Because jobs are the number one concern of people in District One, if elected, Chris wants to build better alignment between the Governor’s office, the leadership of the House and Senate, and businesses who are interested in either building in or relocating to North Alabama. He is one of several who worked to forge the deal that brought the Remington Company to Madison and Limestone counties. He particularly wants to help Lauderdale County reach similar arrangements to help create jobs. Lauderdale has lost approximately 3,000 jobs due to the closure of Hillshire Farms and International Paper. “It has a ripple effect throughout the district,” he said, “and that concerns me.”

2014-05-02_14-10-04I took the adversarial position with him regarding local government getting involved in free market enterprise, and he was quick to point out that “this is not a bailout, not ‘welfare’ for companies.’ When Limestone County invested in Remington coming here, it was completely understood that government overreach is not part of the equation, and Remington did not agree to any control on our part.” I asked him, “What do you say to people who think we gave up too much for them to come here?” “We will get it back in tax revenue, and government gets a higher number of taxpaying citizens,” he answered. Chris understands that if we are going to be competitive with other states and bring business here, governmental involvement has to be prudent and minimal, and “at the end of the day, 85% of the people believe that government needs to be business friendly.” Basically, that means government getting out of the way and letting the market do its work.

So, does he have the experience to forge such alliances and keep government “in its lane?” As an Air Force Officer, he dealt with logistics, particularly in regard to transportation. That meant dealing with suppliers and making sure things got in country on time and within budget. He then went on to get his MBA from USA in Mobile. For the past several years, he has worked for a medical equipment company called Stereotaxis, (pronounced like taxes,) and he handles sales as well as mentors reps from the West Coast to Florida. He has been part of three successful startup companies, so I would say, yes, he has what it takes.
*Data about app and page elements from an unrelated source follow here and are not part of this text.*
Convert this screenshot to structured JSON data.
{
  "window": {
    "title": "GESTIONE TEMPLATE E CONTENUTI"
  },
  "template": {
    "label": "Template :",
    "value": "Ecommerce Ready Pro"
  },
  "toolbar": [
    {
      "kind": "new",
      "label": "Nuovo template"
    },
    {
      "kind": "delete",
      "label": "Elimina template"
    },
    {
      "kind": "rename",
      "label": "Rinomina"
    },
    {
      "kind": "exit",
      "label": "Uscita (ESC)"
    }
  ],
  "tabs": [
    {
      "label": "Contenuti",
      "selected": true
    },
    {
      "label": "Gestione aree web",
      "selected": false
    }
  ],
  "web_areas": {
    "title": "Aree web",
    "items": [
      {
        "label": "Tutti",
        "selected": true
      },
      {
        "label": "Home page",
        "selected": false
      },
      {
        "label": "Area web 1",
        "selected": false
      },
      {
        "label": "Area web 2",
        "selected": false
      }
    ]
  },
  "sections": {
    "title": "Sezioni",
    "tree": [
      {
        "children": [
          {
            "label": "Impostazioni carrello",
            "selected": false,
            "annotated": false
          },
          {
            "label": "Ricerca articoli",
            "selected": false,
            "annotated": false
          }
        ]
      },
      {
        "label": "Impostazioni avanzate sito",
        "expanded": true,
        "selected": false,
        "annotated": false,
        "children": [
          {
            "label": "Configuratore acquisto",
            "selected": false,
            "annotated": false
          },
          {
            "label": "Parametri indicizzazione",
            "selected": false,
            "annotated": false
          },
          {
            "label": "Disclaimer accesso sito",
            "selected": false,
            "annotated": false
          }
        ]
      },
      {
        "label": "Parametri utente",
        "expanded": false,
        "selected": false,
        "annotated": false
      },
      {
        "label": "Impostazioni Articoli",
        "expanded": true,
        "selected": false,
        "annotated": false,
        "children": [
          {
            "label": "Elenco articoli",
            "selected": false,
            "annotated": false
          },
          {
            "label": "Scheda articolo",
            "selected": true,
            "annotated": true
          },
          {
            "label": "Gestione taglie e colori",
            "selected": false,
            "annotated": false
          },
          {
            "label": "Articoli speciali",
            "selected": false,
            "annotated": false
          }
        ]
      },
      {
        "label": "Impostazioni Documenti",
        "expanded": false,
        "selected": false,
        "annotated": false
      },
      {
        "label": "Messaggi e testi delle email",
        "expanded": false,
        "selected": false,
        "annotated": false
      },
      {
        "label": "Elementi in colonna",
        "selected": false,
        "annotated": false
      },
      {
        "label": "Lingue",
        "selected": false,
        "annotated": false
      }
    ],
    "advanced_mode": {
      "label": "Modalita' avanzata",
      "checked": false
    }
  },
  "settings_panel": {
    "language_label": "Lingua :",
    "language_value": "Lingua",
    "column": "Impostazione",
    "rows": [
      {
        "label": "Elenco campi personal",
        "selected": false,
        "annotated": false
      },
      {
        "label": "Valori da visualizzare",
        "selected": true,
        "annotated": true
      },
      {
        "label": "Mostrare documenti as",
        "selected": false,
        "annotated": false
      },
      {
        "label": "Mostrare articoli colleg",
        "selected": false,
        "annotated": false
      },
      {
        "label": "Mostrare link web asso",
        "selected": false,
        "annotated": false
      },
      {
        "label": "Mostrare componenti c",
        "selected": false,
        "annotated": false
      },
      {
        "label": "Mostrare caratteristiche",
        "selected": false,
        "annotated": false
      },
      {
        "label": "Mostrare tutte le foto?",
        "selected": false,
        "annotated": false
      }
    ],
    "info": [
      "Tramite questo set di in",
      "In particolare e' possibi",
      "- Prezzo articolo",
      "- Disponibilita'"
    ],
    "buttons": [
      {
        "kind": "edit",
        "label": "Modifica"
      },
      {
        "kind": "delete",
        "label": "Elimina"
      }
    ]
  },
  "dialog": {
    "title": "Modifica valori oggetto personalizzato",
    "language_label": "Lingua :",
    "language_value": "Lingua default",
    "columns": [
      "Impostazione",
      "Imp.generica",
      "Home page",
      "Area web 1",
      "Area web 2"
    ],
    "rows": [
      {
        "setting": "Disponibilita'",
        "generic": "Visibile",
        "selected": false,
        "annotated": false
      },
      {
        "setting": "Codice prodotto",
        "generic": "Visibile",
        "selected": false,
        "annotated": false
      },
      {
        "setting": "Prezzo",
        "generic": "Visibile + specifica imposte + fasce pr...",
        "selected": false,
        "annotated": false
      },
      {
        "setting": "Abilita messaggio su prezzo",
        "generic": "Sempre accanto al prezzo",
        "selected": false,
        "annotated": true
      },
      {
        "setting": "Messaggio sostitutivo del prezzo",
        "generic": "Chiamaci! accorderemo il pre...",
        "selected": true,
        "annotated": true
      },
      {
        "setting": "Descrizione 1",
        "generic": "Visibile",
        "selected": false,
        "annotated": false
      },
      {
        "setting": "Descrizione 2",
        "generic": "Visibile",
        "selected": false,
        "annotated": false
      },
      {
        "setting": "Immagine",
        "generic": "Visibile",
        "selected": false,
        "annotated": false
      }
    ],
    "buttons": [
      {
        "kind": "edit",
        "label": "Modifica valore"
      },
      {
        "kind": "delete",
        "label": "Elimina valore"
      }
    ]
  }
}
What else is important to him? “Repealing Obamacare,” he said. “I want to make the case to the federal legislators that Obamacare is simply not in the best interest of the people of Alabama. We are hearing from constituents that it is not sustainable,” he added. We talked about the disaster it has been so far, and that the same applies to Medicare and Medicaid. “Other solutions have to be found,” he said, and although they won’t come overnight, good ones must be sought out and implemented.

Chris strongly considered going to law school and has a passion for the Constitution. As a pro-life family man, he is greatly encouraged by the recent decision of the Alabama Supreme Court to uphold the chemical endangerment statute and apply it to the unborn. This statute typically calls for the prosecution of parents who, for example, let their kids be around a meth lab. However, in an 8-1 decision it was applied to a woman who gave birth to a child who was addicted to drugs. As we talked, we explored the ramifications of the decision, and this is one that has the potential to utterly undo Roe v. Wade. He was glad it happened in Alabama, as am I.

The primary election season will end in a little more than a month, and then the election season will intensify. It is time for you to become familiar with all of the candidates, and if Chris Seibert meets your expectations of a good leader, he would appreciate your vote on June 3rd.
By: Ali Elizabeth Turner